The advantages are many in Helton’s head. First and foremost, it will give the Trojans flexibility when it comes to injuries and squad depth.
“I’m just so glad when you get to November, if all of the sudden you have some injuries and that kid’s ready to go play, a Porter [Gustin] or a Cam [Smith] doesn’t have to play 80 plays because you don’t have a backup and you’re trying to save a kid’s redshirt year.”
But he said it could also work the other way, with players no longer needing to worry about seeing limited snaps in a game, wasting away their eligibility.
He can already see the possibilities for in-game development of young players without the risk, should USC get far enough ahead in games to clear the benches. Helton thinks that will lead to more game-ready players in Year 2.
The details will need to be worked out, of course. The head coach stressed decisions will still be made on a case-by-case basis, as they have always been.
From the coaching perspective, there will be some other wrinkles to wrestle with.
“I think that coaches are going to have to make a decision whether to use it early or late depending on where a kid is at in his progression and depending where the health of your football team is,” Helton said.
However it plays out, the Trojans seem willing to make use of the rule.
The rest of the coaches in the Pac-12 are on board to varying degrees.
Stanford’s David Shaw laid out three ways the rule could benefit teams and players, his thinking along the same lines as Helton.
The first is for players who excite early and see the field right away, only for coaches to realize perhaps the player isn’t quite ready for the college level. Those players could now be taken out of the firing line without issue.
The second relates to injuries, with a veteran out for a stretch, but slated to return. A redshirting player could be called up for a few games to fill in until the veteran returns without losing his eligibility for the year.
The final scenario involves players who need some time to settle into college life, but have proven themselves to coaches by the end of the year. Those players will no longer have to wait for the next year. They could contribute as soon as they’re ready.
Cal’s Justin Wilcox, Washington’s Chris Petersen and Utah’s Kyle Whittingham also offered their commentary focusing on depth chart changes, injuries and individual readiness which could prompt redshirting players to see the field.
Oregon’s Mario Cristobal echoed those sentiments but added some caution about playing time still needing to be earned as well as other considerations for the future.
“It does create a roster management issue because your roster contained guys that maybe you planned on being there four years, now they’re there five years,” Cristobal said. “It’s our versionof the salary cap.”
Helton sees a scenario where sixth-year players become more common as more players are able to redshirt. It would take just one season-ending injury to open the door for a sixth year, rather than two.

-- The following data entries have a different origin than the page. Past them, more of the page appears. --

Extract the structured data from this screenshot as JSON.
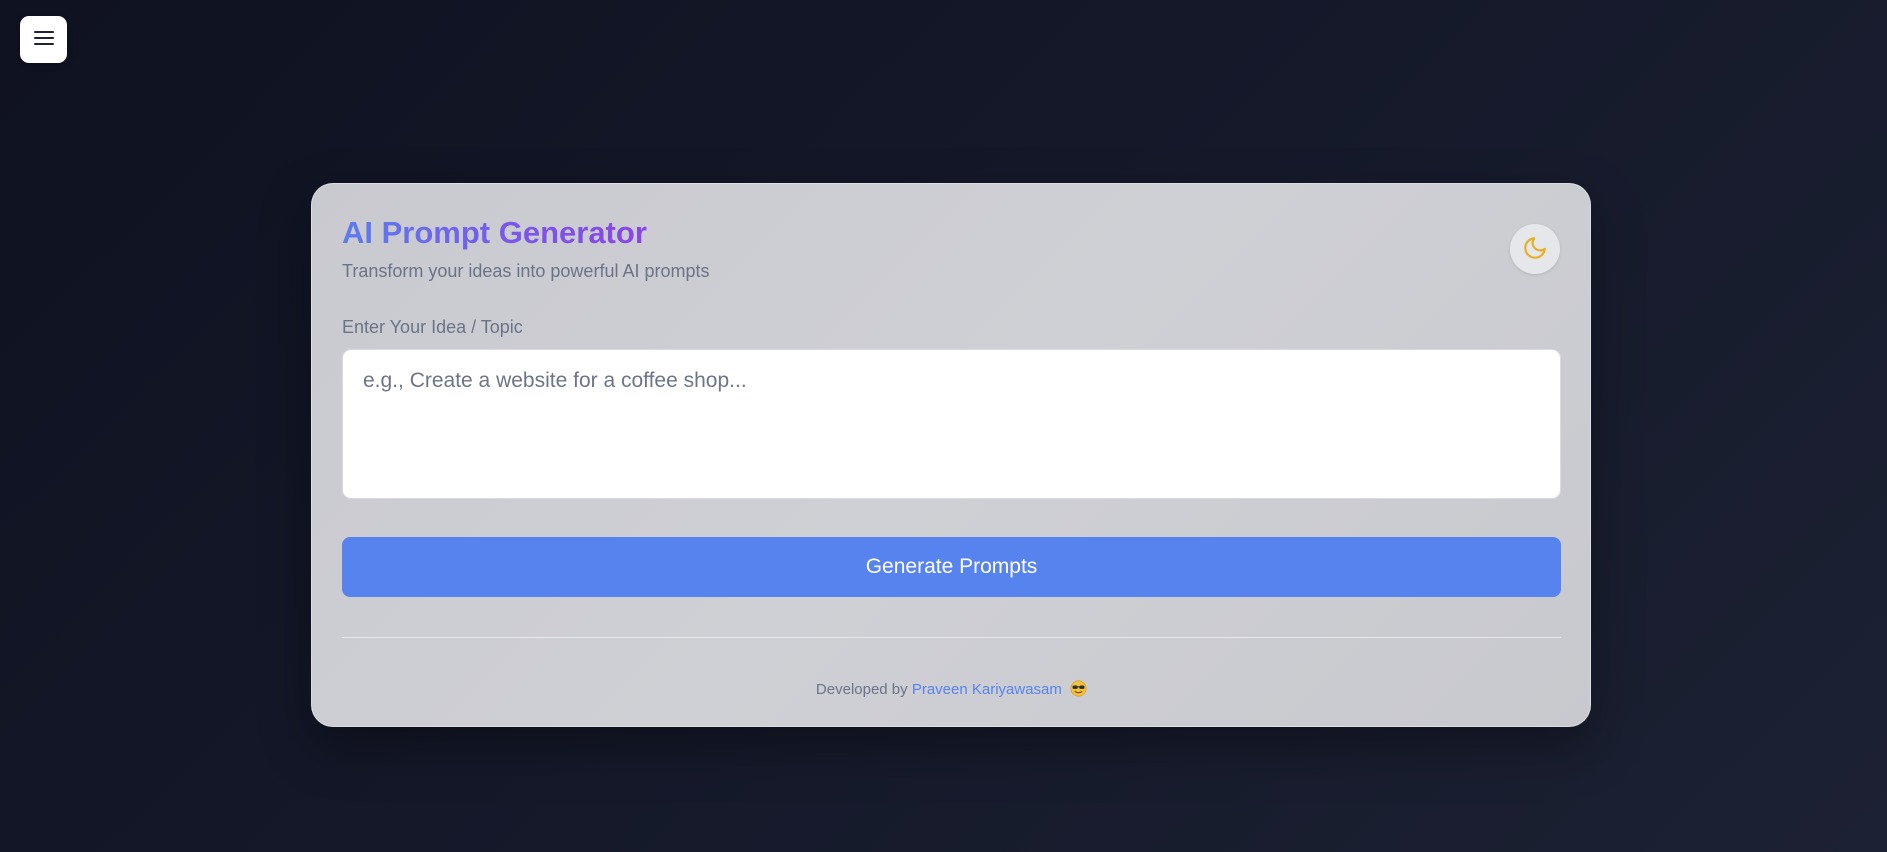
{
  "menu": {
    "icon": "hamburger-menu-icon"
  },
  "header": {
    "title": "AI Prompt Generator",
    "subtitle": "Transform your ideas into powerful AI prompts",
    "theme_toggle_icon": "moon-icon"
  },
  "form": {
    "label": "Enter Your Idea / Topic",
    "value": "",
    "placeholder": "e.g., Create a website for a coffee shop...",
    "button_label": "Generate Prompts"
  },
  "footer": {
    "prefix": "Developed by",
    "author": "Praveen Kariyawasam",
    "emoji_icon": "sunglasses-face-icon"
  },
  "colors": {
    "accent": "#5683ee",
    "title_gradient_start": "#5b7cf0",
    "title_gradient_end": "#8a45e6",
    "moon": "#e8b021",
    "background": "#141829"
  }
}
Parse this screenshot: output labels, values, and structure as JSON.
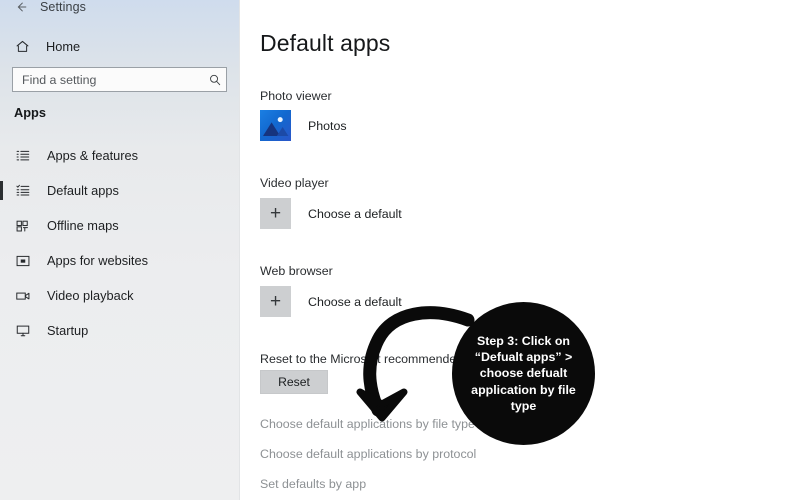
{
  "sidebar": {
    "app_title": "Settings",
    "back_icon": "back-arrow-icon",
    "home": {
      "label": "Home",
      "icon": "home-icon"
    },
    "search": {
      "value": "",
      "placeholder": "Find a setting",
      "icon": "search-icon"
    },
    "group_title": "Apps",
    "items": [
      {
        "label": "Apps & features",
        "icon": "list-icon",
        "selected": false
      },
      {
        "label": "Default apps",
        "icon": "list-check-icon",
        "selected": true
      },
      {
        "label": "Offline maps",
        "icon": "map-icon",
        "selected": false
      },
      {
        "label": "Apps for websites",
        "icon": "app-window-icon",
        "selected": false
      },
      {
        "label": "Video playback",
        "icon": "video-camera-icon",
        "selected": false
      },
      {
        "label": "Startup",
        "icon": "monitor-icon",
        "selected": false
      }
    ]
  },
  "main": {
    "title": "Default apps",
    "sections": [
      {
        "label": "Photo viewer",
        "app_name": "Photos",
        "icon": "photos-app-icon",
        "kind": "app"
      },
      {
        "label": "Video player",
        "app_name": "Choose a default",
        "icon": "plus-icon",
        "kind": "empty"
      },
      {
        "label": "Web browser",
        "app_name": "Choose a default",
        "icon": "plus-icon",
        "kind": "empty"
      }
    ],
    "reset": {
      "label": "Reset to the Microsoft recommended defaults",
      "button_label": "Reset"
    },
    "links": [
      "Choose default applications by file type",
      "Choose default applications by protocol",
      "Set defaults by app"
    ]
  },
  "annotation": {
    "text": "Step 3: Click on “Defualt apps” > choose defualt application by file type",
    "circle_color": "#0a0a0a",
    "text_color": "#ffffff",
    "arrow_icon": "curved-down-arrow-icon"
  },
  "colors": {
    "accent_blue": "#1268cf",
    "sidebar_top": "#cfdced",
    "sidebar_bottom": "#eeeff0",
    "link_gray": "#8d9194",
    "tile_gray": "#cdcfd1"
  }
}
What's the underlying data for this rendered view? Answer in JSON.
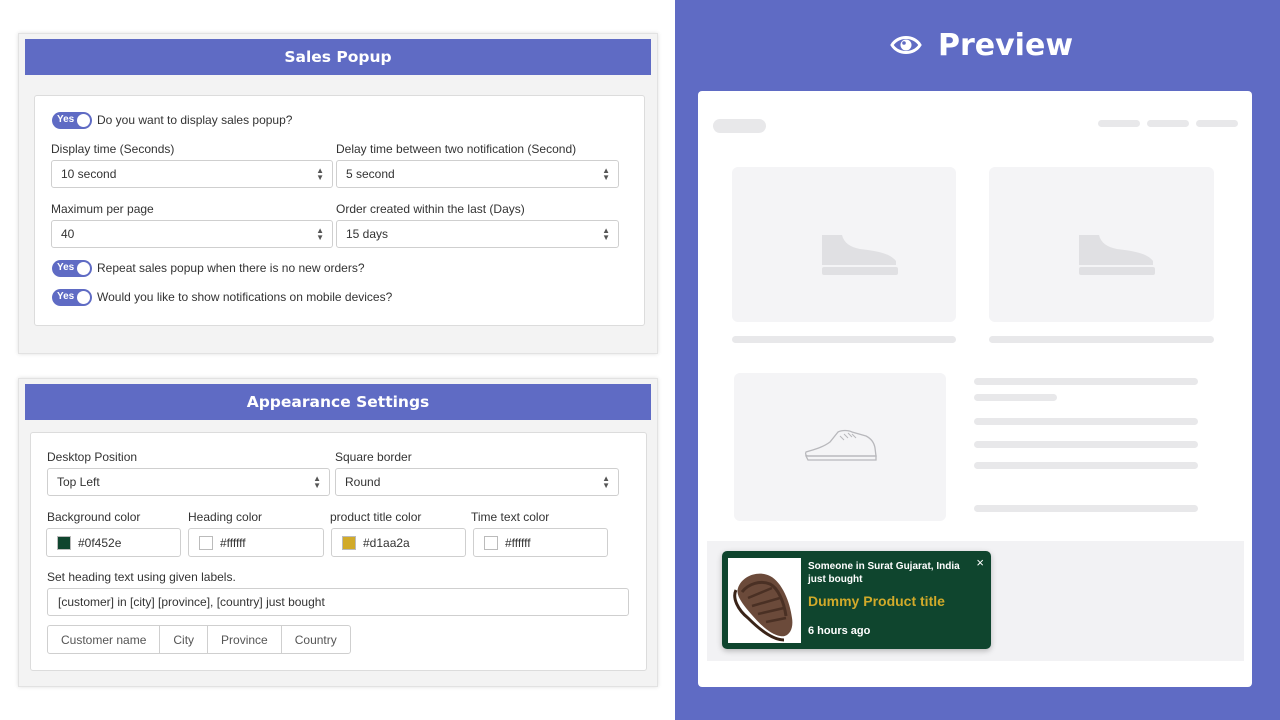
{
  "sales_popup": {
    "title": "Sales Popup",
    "display_popup": {
      "toggle": "Yes",
      "label": "Do you want to display sales popup?"
    },
    "display_time": {
      "label": "Display time (Seconds)",
      "value": "10 second"
    },
    "delay_time": {
      "label": "Delay time between two notification (Second)",
      "value": "5 second"
    },
    "max_per_page": {
      "label": "Maximum per page",
      "value": "40"
    },
    "order_created": {
      "label": "Order created within the last (Days)",
      "value": "15 days"
    },
    "repeat_popup": {
      "toggle": "Yes",
      "label": "Repeat sales popup when there is no new orders?"
    },
    "mobile_notifications": {
      "toggle": "Yes",
      "label": "Would you like to show notifications on mobile devices?"
    }
  },
  "appearance": {
    "title": "Appearance Settings",
    "desktop_position": {
      "label": "Desktop Position",
      "value": "Top Left"
    },
    "square_border": {
      "label": "Square border",
      "value": "Round"
    },
    "background_color": {
      "label": "Background color",
      "value": "#0f452e"
    },
    "heading_color": {
      "label": "Heading color",
      "value": "#ffffff"
    },
    "product_title_color": {
      "label": "product title color",
      "value": "#d1aa2a"
    },
    "time_text_color": {
      "label": "Time text color",
      "value": "#ffffff"
    },
    "heading_text": {
      "label": "Set heading text using given labels.",
      "value": "[customer] in [city] [province], [country] just bought"
    },
    "tags": [
      "Customer name",
      "City",
      "Province",
      "Country"
    ]
  },
  "preview": {
    "title": "Preview",
    "icon": "eye-icon",
    "popup": {
      "heading": "Someone in Surat Gujarat, India just bought",
      "product_title": "Dummy Product title",
      "time": "6 hours ago",
      "close": "×",
      "product_image": "sandal-image"
    },
    "placeholder_icons": [
      "shoe-icon",
      "shoe-icon",
      "sneaker-outline-icon"
    ]
  },
  "colors": {
    "accent": "#5f6bc4",
    "popup_background": "#0f452e",
    "popup_product_title": "#d1aa2a"
  }
}
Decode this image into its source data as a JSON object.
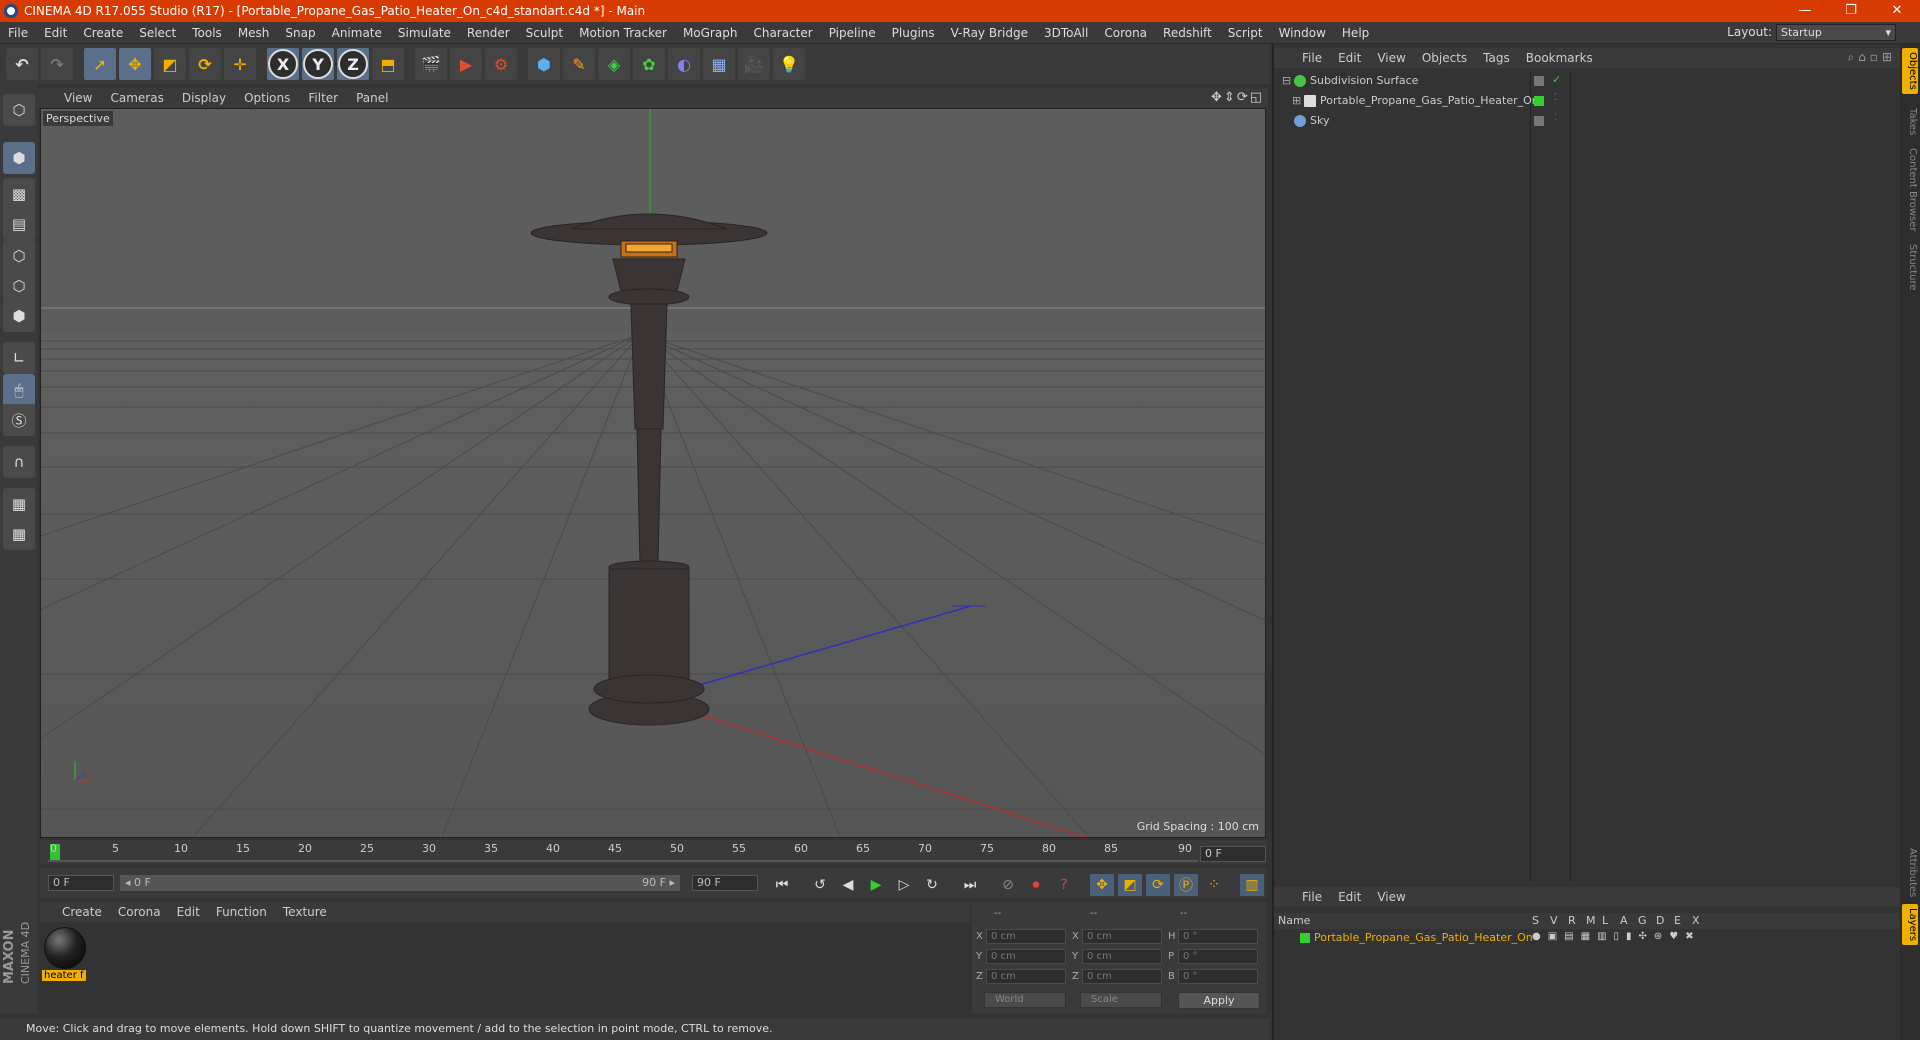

True to form, Washington State’s Mike Leach took it further, hopeful of this rule change shifting college football that much closer to instituting a five-year eligibility rule without the redshirt entirely.